#### Work item
Make a verbatim copy of all the records.

App and web page records:
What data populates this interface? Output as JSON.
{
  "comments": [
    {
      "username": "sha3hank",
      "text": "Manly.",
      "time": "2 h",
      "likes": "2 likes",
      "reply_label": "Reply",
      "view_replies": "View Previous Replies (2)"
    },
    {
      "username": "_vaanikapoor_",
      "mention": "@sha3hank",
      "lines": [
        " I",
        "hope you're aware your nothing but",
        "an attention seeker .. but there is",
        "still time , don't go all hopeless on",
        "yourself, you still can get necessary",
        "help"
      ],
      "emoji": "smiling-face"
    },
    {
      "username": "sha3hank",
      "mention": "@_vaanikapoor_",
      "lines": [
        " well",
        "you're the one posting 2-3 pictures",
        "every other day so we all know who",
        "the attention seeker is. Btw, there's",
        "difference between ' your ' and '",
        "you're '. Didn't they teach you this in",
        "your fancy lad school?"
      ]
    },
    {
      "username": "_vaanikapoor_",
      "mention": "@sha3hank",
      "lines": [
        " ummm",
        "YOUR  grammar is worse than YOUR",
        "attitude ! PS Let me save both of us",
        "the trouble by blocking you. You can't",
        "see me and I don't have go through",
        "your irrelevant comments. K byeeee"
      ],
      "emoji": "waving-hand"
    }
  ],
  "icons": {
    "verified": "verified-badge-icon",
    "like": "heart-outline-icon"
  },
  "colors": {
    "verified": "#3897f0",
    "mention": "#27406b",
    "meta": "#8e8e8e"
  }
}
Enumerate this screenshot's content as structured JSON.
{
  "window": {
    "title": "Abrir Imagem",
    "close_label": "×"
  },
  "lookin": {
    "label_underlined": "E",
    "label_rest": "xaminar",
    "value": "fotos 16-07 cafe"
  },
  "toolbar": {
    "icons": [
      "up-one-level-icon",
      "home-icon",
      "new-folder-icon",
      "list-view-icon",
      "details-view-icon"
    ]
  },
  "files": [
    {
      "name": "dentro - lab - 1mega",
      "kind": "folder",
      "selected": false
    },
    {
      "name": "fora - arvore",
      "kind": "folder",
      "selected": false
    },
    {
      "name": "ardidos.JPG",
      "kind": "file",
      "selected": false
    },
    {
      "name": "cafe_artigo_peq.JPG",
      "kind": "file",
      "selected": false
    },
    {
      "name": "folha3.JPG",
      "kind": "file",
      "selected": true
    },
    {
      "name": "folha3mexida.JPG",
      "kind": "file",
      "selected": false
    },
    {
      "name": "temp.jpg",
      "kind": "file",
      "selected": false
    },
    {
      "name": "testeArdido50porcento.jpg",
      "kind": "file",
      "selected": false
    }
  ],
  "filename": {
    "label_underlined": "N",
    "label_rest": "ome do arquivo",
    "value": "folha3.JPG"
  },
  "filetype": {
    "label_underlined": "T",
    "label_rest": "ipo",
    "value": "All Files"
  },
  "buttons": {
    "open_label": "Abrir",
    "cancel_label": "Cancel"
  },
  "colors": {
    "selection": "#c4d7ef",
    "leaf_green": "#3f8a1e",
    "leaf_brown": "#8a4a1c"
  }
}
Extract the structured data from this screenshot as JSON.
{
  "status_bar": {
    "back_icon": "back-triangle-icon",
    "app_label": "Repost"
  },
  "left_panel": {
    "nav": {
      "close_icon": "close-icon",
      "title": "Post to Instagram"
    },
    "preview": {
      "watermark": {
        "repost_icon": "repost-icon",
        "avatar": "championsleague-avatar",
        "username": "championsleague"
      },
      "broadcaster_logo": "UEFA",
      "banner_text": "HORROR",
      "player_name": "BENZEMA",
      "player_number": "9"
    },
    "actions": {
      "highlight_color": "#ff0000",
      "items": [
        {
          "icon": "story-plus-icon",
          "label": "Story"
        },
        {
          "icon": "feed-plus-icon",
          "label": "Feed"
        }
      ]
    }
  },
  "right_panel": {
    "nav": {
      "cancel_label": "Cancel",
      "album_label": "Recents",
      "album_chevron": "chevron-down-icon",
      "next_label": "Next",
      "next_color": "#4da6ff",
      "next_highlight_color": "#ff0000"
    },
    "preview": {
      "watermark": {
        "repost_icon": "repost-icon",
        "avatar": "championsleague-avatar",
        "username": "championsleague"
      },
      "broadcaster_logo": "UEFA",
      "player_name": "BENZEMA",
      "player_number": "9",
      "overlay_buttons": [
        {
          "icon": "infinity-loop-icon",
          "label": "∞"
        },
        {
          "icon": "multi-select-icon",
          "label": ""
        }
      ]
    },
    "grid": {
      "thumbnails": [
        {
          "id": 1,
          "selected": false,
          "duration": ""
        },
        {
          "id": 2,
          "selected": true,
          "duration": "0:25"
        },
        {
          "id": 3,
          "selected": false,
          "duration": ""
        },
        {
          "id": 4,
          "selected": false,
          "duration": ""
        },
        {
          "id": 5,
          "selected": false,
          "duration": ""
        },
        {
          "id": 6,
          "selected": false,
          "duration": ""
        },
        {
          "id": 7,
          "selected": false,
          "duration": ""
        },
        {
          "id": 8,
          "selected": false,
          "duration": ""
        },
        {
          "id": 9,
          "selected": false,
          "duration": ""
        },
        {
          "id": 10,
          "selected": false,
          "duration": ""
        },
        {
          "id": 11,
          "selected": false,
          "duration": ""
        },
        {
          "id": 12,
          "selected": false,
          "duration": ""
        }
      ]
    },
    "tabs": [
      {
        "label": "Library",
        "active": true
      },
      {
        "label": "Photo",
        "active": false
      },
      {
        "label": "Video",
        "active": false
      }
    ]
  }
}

#### The answer
What data populates this interface? Output as JSON.
{
  "comments": [
    {
      "username": "sha3hank",
      "text": "Manly.",
      "time": "2 h",
      "likes": "2 likes",
      "reply_label": "Reply",
      "view_replies": "View Previous Replies (2)"
    },
    {
      "username": "_vaanikapoor_",
      "mention": "@sha3hank",
      "lines": [
        " I",
        "hope you're aware your nothing but",
        "an attention seeker .. but there is",
        "still time , don't go all hopeless on",
        "yourself, you still can get necessary",
        "help"
      ],
      "emoji": "smiling-face"
    },
    {
      "username": "sha3hank",
      "mention": "@_vaanikapoor_",
      "lines": [
        " well",
        "you're the one posting 2-3 pictures",
        "every other day so we all know who",
        "the attention seeker is. Btw, there's",
        "difference between ' your ' and '",
        "you're '. Didn't they teach you this in",
        "your fancy lad school?"
      ]
    },
    {
      "username": "_vaanikapoor_",
      "mention": "@sha3hank",
      "lines": [
        " ummm",
        "YOUR  grammar is worse than YOUR",
        "attitude ! PS Let me save both of us",
        "the trouble by blocking you. You can't",
        "see me and I don't have go through",
        "your irrelevant comments. K byeeee"
      ],
      "emoji": "waving-hand"
    }
  ],
  "icons": {
    "verified": "verified-badge-icon",
    "like": "heart-outline-icon"
  },
  "colors": {
    "verified": "#3897f0",
    "mention": "#27406b",
    "meta": "#8e8e8e"
  }
}
Enumerate this screenshot's content as structured JSON.
{
  "window": {
    "title": "Abrir Imagem",
    "close_label": "×"
  },
  "lookin": {
    "label_underlined": "E",
    "label_rest": "xaminar",
    "value": "fotos 16-07 cafe"
  },
  "toolbar": {
    "icons": [
      "up-one-level-icon",
      "home-icon",
      "new-folder-icon",
      "list-view-icon",
      "details-view-icon"
    ]
  },
  "files": [
    {
      "name": "dentro - lab - 1mega",
      "kind": "folder",
      "selected": false
    },
    {
      "name": "fora - arvore",
      "kind": "folder",
      "selected": false
    },
    {
      "name": "ardidos.JPG",
      "kind": "file",
      "selected": false
    },
    {
      "name": "cafe_artigo_peq.JPG",
      "kind": "file",
      "selected": false
    },
    {
      "name": "folha3.JPG",
      "kind": "file",
      "selected": true
    },
    {
      "name": "folha3mexida.JPG",
      "kind": "file",
      "selected": false
    },
    {
      "name": "temp.jpg",
      "kind": "file",
      "selected": false
    },
    {
      "name": "testeArdido50porcento.jpg",
      "kind": "file",
      "selected": false
    }
  ],
  "filename": {
    "label_underlined": "N",
    "label_rest": "ome do arquivo",
    "value": "folha3.JPG"
  },
  "filetype": {
    "label_underlined": "T",
    "label_rest": "ipo",
    "value": "All Files"
  },
  "buttons": {
    "open_label": "Abrir",
    "cancel_label": "Cancel"
  },
  "colors": {
    "selection": "#c4d7ef",
    "leaf_green": "#3f8a1e",
    "leaf_brown": "#8a4a1c"
  }
}
Extract the structured data from this screenshot as JSON.
{
  "status_bar": {
    "back_icon": "back-triangle-icon",
    "app_label": "Repost"
  },
  "left_panel": {
    "nav": {
      "close_icon": "close-icon",
      "title": "Post to Instagram"
    },
    "preview": {
      "watermark": {
        "repost_icon": "repost-icon",
        "avatar": "championsleague-avatar",
        "username": "championsleague"
      },
      "broadcaster_logo": "UEFA",
      "banner_text": "HORROR",
      "player_name": "BENZEMA",
      "player_number": "9"
    },
    "actions": {
      "highlight_color": "#ff0000",
      "items": [
        {
          "icon": "story-plus-icon",
          "label": "Story"
        },
        {
          "icon": "feed-plus-icon",
          "label": "Feed"
        }
      ]
    }
  },
  "right_panel": {
    "nav": {
      "cancel_label": "Cancel",
      "album_label": "Recents",
      "album_chevron": "chevron-down-icon",
      "next_label": "Next",
      "next_color": "#4da6ff",
      "next_highlight_color": "#ff0000"
    },
    "preview": {
      "watermark": {
        "repost_icon": "repost-icon",
        "avatar": "championsleague-avatar",
        "username": "championsleague"
      },
      "broadcaster_logo": "UEFA",
      "player_name": "BENZEMA",
      "player_number": "9",
      "overlay_buttons": [
        {
          "icon": "infinity-loop-icon",
          "label": "∞"
        },
        {
          "icon": "multi-select-icon",
          "label": ""
        }
      ]
    },
    "grid": {
      "thumbnails": [
        {
          "id": 1,
          "selected": false,
          "duration": ""
        },
        {
          "id": 2,
          "selected": true,
          "duration": "0:25"
        },
        {
          "id": 3,
          "selected": false,
          "duration": ""
        },
        {
          "id": 4,
          "selected": false,
          "duration": ""
        },
        {
          "id": 5,
          "selected": false,
          "duration": ""
        },
        {
          "id": 6,
          "selected": false,
          "duration": ""
        },
        {
          "id": 7,
          "selected": false,
          "duration": ""
        },
        {
          "id": 8,
          "selected": false,
          "duration": ""
        },
        {
          "id": 9,
          "selected": false,
          "duration": ""
        },
        {
          "id": 10,
          "selected": false,
          "duration": ""
        },
        {
          "id": 11,
          "selected": false,
          "duration": ""
        },
        {
          "id": 12,
          "selected": false,
          "duration": ""
        }
      ]
    },
    "tabs": [
      {
        "label": "Library",
        "active": true
      },
      {
        "label": "Photo",
        "active": false
      },
      {
        "label": "Video",
        "active": false
      }
    ]
  }
}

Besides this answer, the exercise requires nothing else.